We've had 16 years (since California adopted the first medical marijuana law) for "consultation and dialogue" regarding patients' access to cannabis, but so far the feds have not agreed to let states go their own way on this issue. Obama said he would but didn't. Why will the story be different with recreational use?
Whereas Attorney General Eric Holder warned California voters in October 2010 that the federal government would not allow the marijuana legalization initiative on the ballot at the time to be implemented if it won (which it did not), no such warning was forthcoming this year. Former drug czars and DEA chiefs banded together to urge Holder to speak out again, but both he and President Obama remained silent, perhaps influenced by polls showing strong support for marijuana legalization among young and independent voters in the swing state of Colorado and elsewhere.

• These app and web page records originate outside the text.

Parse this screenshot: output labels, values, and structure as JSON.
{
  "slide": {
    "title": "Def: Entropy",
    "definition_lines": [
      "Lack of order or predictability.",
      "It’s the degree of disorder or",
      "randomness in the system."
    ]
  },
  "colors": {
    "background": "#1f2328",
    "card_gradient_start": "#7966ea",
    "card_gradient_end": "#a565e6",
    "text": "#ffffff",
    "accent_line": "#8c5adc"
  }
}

Perhaps, but with Obama's re-election the danger of alienating those voters has passed. In 2010 Holder declared, "We will vigorously enforce the [Controlled Substances Act] against those individuals and organizations that possess, manufacture or distribute marijuana for recreational use, even if such activities are permitted under state law." After the Colorado and Washington initiatives passed last week, the Justice Department said "the Department's enforcement of the Controlled Substances Act remains unchanged." Hard to detect a shift there.
[With regard to medical marijuana,] federal prosecutors have acted most aggressively in those states, like Montana and California, which failed to adopt statewide regulation of the emerging industry, and have exercised the greatest restraint in places like New Mexico, Maine and Colorado, where state government is deeply engaged. President Obama has not entirely reneged on the pledge he made as a candidate in 2008, and reiterated as president in 2009, that the federal government would refrain from prosecuting medical marijuana providers operating legally under state law. He has the authority to declare a similar policy of restraint regarding the new laws in Colorado and Washington.

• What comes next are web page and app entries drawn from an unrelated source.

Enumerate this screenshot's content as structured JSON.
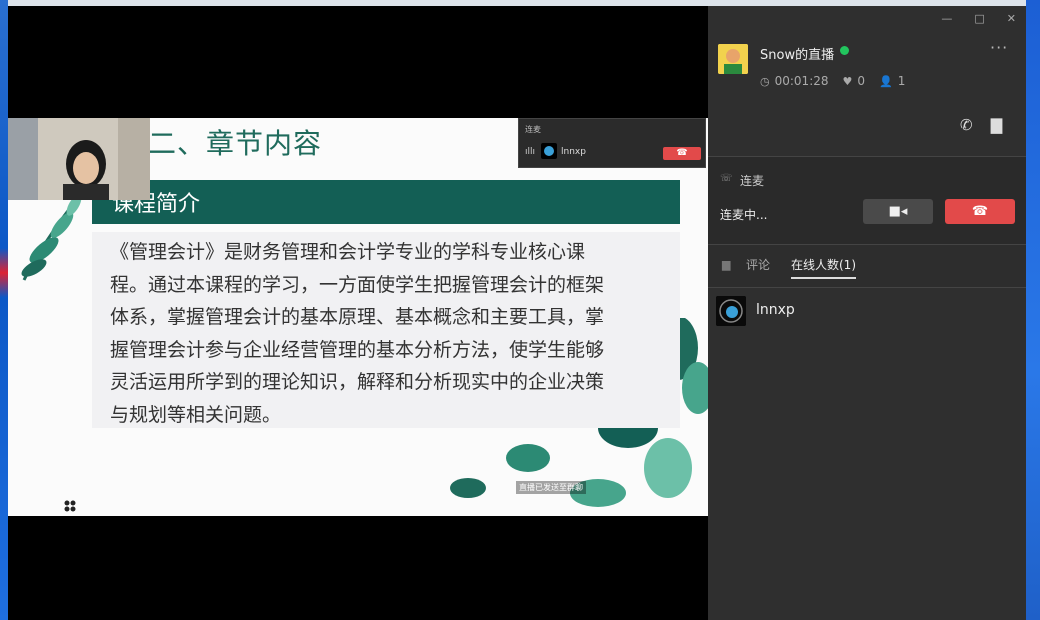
{
  "slide": {
    "title": "二、章节内容",
    "banner": "课程简介",
    "body": "《管理会计》是财务管理和会计学专业的学科专业核心课程。通过本课程的学习，一方面使学生把握管理会计的框架体系，掌握管理会计的基本原理、基本概念和主要工具，掌握管理会计参与企业经营管理的基本分析方法，使学生能够灵活运用所学到的理论知识，解释和分析现实中的企业决策与规划等相关问题。",
    "caption": "直播已发送至群聊"
  },
  "popup": {
    "title": "连麦",
    "user": "lnnxp",
    "hangup_icon": "phone-hangup-icon"
  },
  "panel": {
    "host_name": "Snow的直播",
    "duration": "00:01:28",
    "likes": "0",
    "viewers": "1",
    "lianmai_label": "连麦",
    "lianmai_status": "连麦中...",
    "tab_comment": "评论",
    "tab_online": "在线人数(1)",
    "online_users": [
      {
        "name": "lnnxp"
      }
    ]
  },
  "colors": {
    "accent_green": "#135f55",
    "hangup_red": "#e24a4a",
    "live_green": "#22c55e"
  }
}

Obama's re-election slogan: "Vote for Obama; He Has Not Entirely Reneged on His Promises." I would like to believe that the Obama administration is willing to tolerate pot stores that are explicitly authorized by state law (as opposed to operating in a legal gray area, as dispensaries do in California). But that has not been the case in Colorado, where U.S. Attorney John Walsh has threatened state-authorized dispensaries and their landlords with forfeiture and prosecution (although the Marijuana Policy Project's Rob Kampia, like Nadelmann, argues that enforcement actions in Colorado have been relatively restrained).
In my conversations with foreign leaders, major Democratic Party donors and senior political advisers who have discussed drug policy with the president over the past year, all say that Obama seems inclined to pursue further reform of drug policies in a second term. Nothing dramatic, to be sure, but there's a sense that he and those close to him get it—and will say and do things in a second term that they didn't during the first.

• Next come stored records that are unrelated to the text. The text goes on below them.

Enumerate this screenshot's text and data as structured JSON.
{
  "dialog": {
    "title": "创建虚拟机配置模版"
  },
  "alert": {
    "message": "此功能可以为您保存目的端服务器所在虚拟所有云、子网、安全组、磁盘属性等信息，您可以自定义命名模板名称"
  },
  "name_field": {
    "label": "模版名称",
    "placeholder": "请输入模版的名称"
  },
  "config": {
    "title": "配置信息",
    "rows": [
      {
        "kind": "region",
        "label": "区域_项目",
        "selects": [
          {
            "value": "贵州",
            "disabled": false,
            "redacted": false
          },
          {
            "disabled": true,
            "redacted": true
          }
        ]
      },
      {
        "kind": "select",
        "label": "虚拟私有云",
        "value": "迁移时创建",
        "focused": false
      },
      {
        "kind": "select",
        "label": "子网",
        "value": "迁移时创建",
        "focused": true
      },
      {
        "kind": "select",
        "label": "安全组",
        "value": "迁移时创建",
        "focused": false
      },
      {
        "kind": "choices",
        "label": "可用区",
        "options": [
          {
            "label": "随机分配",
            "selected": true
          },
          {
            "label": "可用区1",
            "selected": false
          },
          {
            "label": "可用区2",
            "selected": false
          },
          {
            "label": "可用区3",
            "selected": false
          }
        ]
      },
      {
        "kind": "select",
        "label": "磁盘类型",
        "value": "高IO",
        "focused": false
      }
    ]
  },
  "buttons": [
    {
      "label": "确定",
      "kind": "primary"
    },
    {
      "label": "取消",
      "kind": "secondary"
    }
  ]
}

I will believe this when I see something beyond wishing and hoping—such as commutations of the draconian drug sentences Obama used to condemn. Although it is entirely within his power to ameliorate these injustices, Obama so far he has shortened exactly one sentence.
I am less encouraged by Obama's good intentions, which may not exist and in any event have not made a difference these last four years, than I am by the practical and legal limits on federal interference. DEA agents and U.S. attorneys can make trouble, but without state and local assistance they can enforce marijuana prohibition fitfully at best. Furthermore, the pre-emption argument against legalization in Colorado and Washington seems very weak, which may explain why the Justice Department has never deployed it against medical marijuana laws. Alex Kreit, a law professor who has studied the issue, tells the Drug War Chronicle:
Opponents of these laws would love nothing more than to be able to preempt them, but there is not a viable legal theory to do that. Under the anti-commandeering principle, the federal government can't force a state to make something illegal. It can provide incentives to do so, but it can't outright force a state to criminalize marijuana.
They know they can't force a state to criminalize a given behavior, which is why the federal government has never tried to push a preemption argument on these medical marijuana laws. The federal government recognizes that's a losing battle. I would be surprised if they filed suit against Colorado or Washington saying their state laws are preempted. It would be purely a political maneuver, because they would know they would lose in court.
Instead of asking whether the Obama administration will block legalization, maybe we should ask whether it can.